A new investment of €15m has been announced to protect blanket bogs, which will see the Wild Atlantic Nature LIFE project expanded to the western seaboard.

The project will receive €10m from the Government’s Shared Island Fund and an additional €5m in co-funding through the National Parks and Wildlife Service (NPWS) of the Department of Housing, in collaboration with the Northern Ireland Environment Agency (NIEA) and Scotland’s NatureScot.

This expanded ambition will also support the ACRES co-operation project results-based agri-environment payment scheme, similar to that piloted in Wild Atlantic Nature, which will be rolled out to over 20,000 farmers by the Department of Agriculture from 2023.


The Wild Atlantic Nature project has been working with communities, landowners, individual farming families and groups in the northwest to conserve and improve the quality of blanket bogs and associated habitats.

“A key strength of the project has been the success of their results-based agri-environment payment scheme through which, in 2022 alone, over 800 farmers have benefited from funding directly linked to the quality of the habitat on their farms, and the ecosystem services they provide including clean water, carbon storage and biodiversity,” a Department of Heritage spokesperson said.

The funding will be used to build capacity at local and national levels through upskilling, training and education programmes and restoration work.

Sites in Ireland, Northern Ireland and Scotland will be selected to deliver practical peatland restoration, build capacity for long-term peatland management, undertake research and monitoring, exchange knowledge, and address socio-cultural issues across a range of restoration scenarios.


These include the restoration of private and public lands, demonstration of restoration of erosion impacts, reactivation of drained peatlands, forest to bog restoration, control of alien invasives, addressing grazing pressures, improving community engagement and increasing education and awareness.

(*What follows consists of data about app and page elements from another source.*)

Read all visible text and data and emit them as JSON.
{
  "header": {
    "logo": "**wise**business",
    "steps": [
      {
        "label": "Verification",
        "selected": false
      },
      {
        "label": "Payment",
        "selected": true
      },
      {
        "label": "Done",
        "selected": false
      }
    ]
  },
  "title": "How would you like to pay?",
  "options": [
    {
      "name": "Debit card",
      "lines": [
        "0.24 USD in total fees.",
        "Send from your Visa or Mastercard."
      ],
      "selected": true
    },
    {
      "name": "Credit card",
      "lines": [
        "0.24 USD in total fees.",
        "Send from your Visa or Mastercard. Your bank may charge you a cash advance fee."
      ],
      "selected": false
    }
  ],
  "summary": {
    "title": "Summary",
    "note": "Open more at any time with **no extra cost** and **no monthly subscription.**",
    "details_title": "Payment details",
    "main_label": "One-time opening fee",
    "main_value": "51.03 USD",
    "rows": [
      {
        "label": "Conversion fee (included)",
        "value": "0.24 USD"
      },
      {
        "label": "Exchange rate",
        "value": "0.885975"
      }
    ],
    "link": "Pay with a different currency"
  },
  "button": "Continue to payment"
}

The owners and users of the project sites will be at the centre of any planned activities and participation will be voluntary, the Department said.

Biodiversity conference

Speaking after his visit to the UN Biodiversity Conference (COP15), where he is represented Ireland, minister with responsibility for heritage Malcolm Noonan said: “This increased funding recognises the achievements of LIFE IP Wild Atlantic Nature in a short space of time. The success of this project to date has been based on co-operation with local communities, particularly farmers, to take simple actions to improve habitats on farmland.

“This new funding will allow us to overall develop capacity, share expertise and to intensify our efforts in peatland recovery on a collaborative cross-border basis as part of the Government’s Shared Island initiative.

"A lack of technical and organisational capacity in peatland restoration is a barrier to preventing the ongoing decline of our peatlands - this funding will help to bridge that gap, working with our partners in Northern Ireland and Scotland,” he said.

The minister has just returned from COP15 where he said the link between biodiversity and climate change is being discussed by many.

Lighthouse sites

Project manager of LIFE IP Wild Atlantic Nature Dr Derek McLoughlin said the funding will be used to set up lighthouse sites to develop multidimensional peatland restoration, in turn delivering social and environmental returns working in partnership with local communities.

“Learnings from this cross-border collaboration will be integrated into the work of NPWS to support its role in peatland restoration and agri-environment schemes aimed at improving biodiversity,” he said.